About this exercise = Could you copy each line of the listing that holds "kind"?

[[ Materials provided open ]]

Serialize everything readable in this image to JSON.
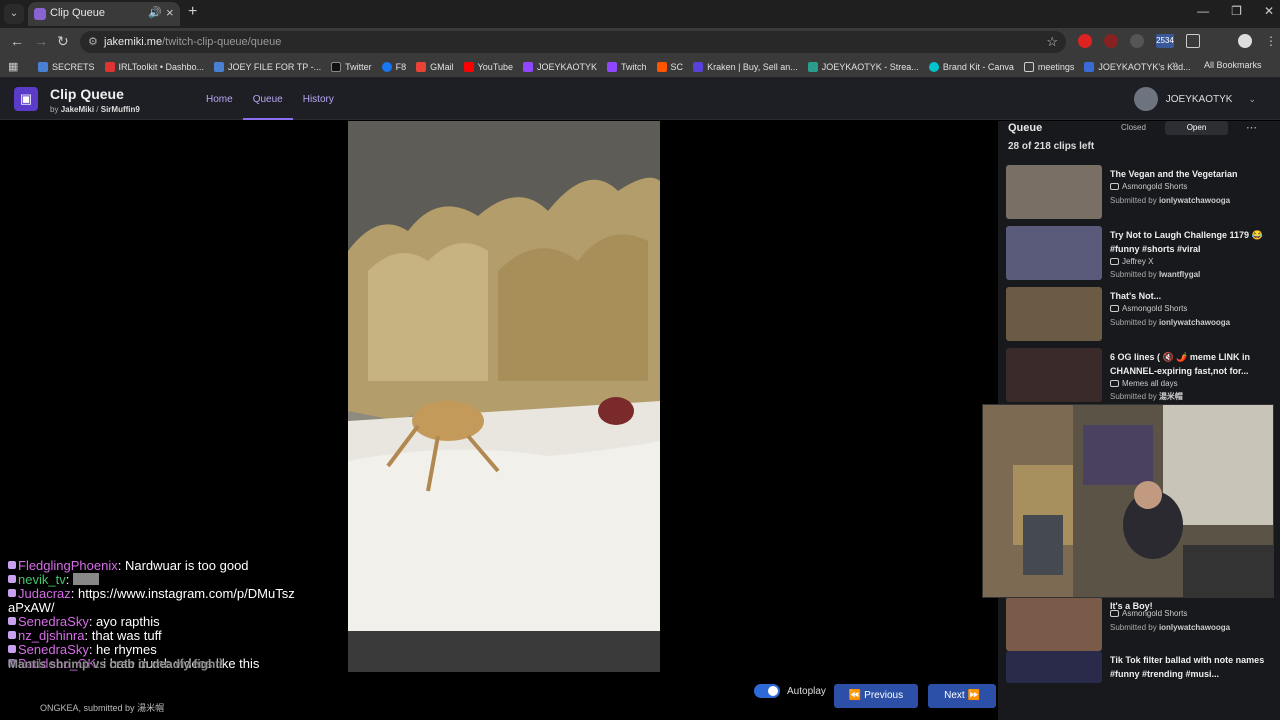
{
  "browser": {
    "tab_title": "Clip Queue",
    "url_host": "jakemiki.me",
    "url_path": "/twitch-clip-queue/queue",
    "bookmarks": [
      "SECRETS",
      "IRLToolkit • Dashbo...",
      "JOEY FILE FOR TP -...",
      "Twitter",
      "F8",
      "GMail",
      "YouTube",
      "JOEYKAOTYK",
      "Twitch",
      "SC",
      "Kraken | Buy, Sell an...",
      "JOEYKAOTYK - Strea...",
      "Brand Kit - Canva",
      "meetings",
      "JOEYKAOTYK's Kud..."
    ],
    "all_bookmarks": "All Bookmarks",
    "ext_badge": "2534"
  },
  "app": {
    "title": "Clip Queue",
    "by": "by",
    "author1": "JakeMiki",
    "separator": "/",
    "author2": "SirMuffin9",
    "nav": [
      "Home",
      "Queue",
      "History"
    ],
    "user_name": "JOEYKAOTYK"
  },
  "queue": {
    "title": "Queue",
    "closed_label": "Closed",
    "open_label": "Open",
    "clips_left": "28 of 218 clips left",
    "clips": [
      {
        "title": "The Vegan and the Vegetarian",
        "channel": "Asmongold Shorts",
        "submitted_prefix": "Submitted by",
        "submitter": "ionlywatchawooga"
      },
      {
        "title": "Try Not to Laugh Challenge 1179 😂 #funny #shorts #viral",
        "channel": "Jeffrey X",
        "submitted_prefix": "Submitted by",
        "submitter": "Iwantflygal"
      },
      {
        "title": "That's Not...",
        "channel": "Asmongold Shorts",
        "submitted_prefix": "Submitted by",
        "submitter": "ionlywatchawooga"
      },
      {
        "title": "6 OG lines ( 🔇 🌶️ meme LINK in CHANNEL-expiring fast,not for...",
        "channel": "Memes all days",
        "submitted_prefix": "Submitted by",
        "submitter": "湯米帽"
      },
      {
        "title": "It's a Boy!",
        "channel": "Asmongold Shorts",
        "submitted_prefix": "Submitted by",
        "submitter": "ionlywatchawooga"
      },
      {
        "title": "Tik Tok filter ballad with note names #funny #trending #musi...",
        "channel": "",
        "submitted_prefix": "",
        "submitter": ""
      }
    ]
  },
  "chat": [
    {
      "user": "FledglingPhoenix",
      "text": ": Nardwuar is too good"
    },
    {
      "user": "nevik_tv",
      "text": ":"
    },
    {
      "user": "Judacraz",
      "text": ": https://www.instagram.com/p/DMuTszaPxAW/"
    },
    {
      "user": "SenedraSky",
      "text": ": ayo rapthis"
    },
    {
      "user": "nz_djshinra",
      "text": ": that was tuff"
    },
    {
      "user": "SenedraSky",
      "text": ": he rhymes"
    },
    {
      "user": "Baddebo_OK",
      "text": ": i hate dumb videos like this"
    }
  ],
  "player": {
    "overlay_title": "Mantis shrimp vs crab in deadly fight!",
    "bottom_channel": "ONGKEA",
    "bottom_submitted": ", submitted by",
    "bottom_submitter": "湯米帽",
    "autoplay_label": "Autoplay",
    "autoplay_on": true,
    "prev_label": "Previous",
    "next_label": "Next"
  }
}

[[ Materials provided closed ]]
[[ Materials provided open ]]

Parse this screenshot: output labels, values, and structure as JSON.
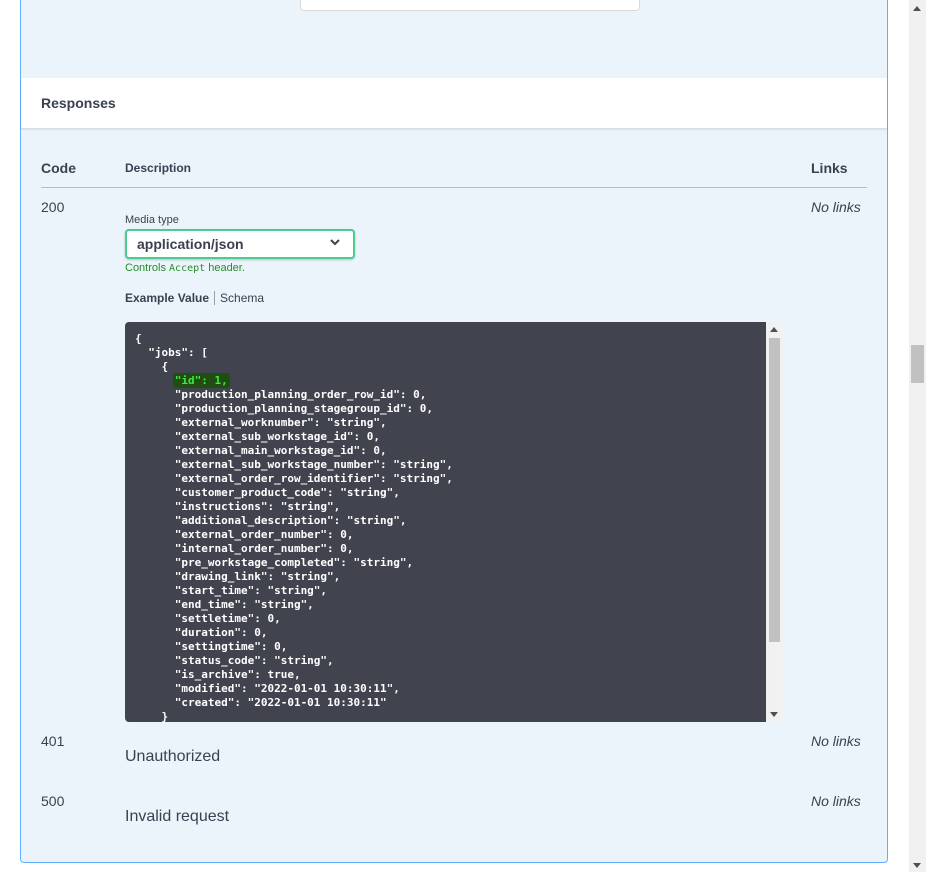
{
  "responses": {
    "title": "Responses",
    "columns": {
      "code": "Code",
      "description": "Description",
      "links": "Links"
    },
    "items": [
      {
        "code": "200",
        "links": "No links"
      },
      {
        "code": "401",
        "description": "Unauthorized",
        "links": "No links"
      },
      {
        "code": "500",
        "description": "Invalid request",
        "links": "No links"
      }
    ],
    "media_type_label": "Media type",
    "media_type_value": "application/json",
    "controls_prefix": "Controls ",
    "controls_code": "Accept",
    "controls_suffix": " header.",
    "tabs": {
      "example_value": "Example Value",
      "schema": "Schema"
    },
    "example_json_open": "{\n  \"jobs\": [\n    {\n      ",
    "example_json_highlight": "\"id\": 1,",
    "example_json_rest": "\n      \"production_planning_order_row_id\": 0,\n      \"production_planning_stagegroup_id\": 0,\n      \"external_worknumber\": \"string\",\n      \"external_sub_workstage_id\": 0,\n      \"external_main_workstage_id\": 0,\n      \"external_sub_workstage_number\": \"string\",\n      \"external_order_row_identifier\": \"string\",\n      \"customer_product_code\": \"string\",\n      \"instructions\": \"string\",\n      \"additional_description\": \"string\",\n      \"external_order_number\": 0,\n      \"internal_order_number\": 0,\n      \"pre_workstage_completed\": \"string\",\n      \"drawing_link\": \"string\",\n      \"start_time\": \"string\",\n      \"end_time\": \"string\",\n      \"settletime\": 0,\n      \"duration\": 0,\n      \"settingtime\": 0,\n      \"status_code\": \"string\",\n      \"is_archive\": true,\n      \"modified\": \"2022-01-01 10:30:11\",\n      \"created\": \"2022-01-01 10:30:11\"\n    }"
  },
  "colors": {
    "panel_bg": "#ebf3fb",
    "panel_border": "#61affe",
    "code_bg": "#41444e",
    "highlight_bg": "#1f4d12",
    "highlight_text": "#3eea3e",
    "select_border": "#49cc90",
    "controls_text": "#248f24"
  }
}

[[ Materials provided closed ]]
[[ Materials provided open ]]

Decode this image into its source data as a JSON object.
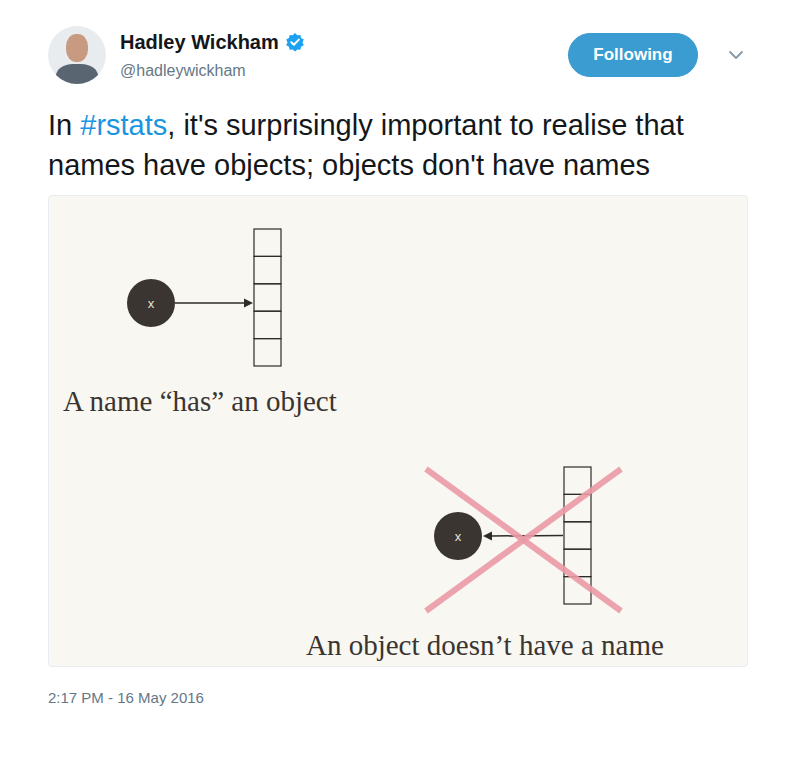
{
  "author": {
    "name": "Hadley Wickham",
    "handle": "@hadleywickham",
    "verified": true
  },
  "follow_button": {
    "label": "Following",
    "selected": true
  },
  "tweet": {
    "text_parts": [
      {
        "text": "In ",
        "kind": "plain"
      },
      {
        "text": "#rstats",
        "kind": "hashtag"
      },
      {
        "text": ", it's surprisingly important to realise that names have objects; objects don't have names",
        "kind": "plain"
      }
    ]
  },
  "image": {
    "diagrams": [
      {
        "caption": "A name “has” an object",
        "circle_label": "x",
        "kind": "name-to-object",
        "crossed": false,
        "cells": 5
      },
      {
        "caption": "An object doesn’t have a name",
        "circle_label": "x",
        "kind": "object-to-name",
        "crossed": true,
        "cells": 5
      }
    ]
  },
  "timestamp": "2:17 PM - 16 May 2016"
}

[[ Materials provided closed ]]

Answer below =
        "kind": "plain"
        "kind": "hashtag"
        "kind": "plain"
        "kind": "name-to-object",
        "kind": "object-to-name",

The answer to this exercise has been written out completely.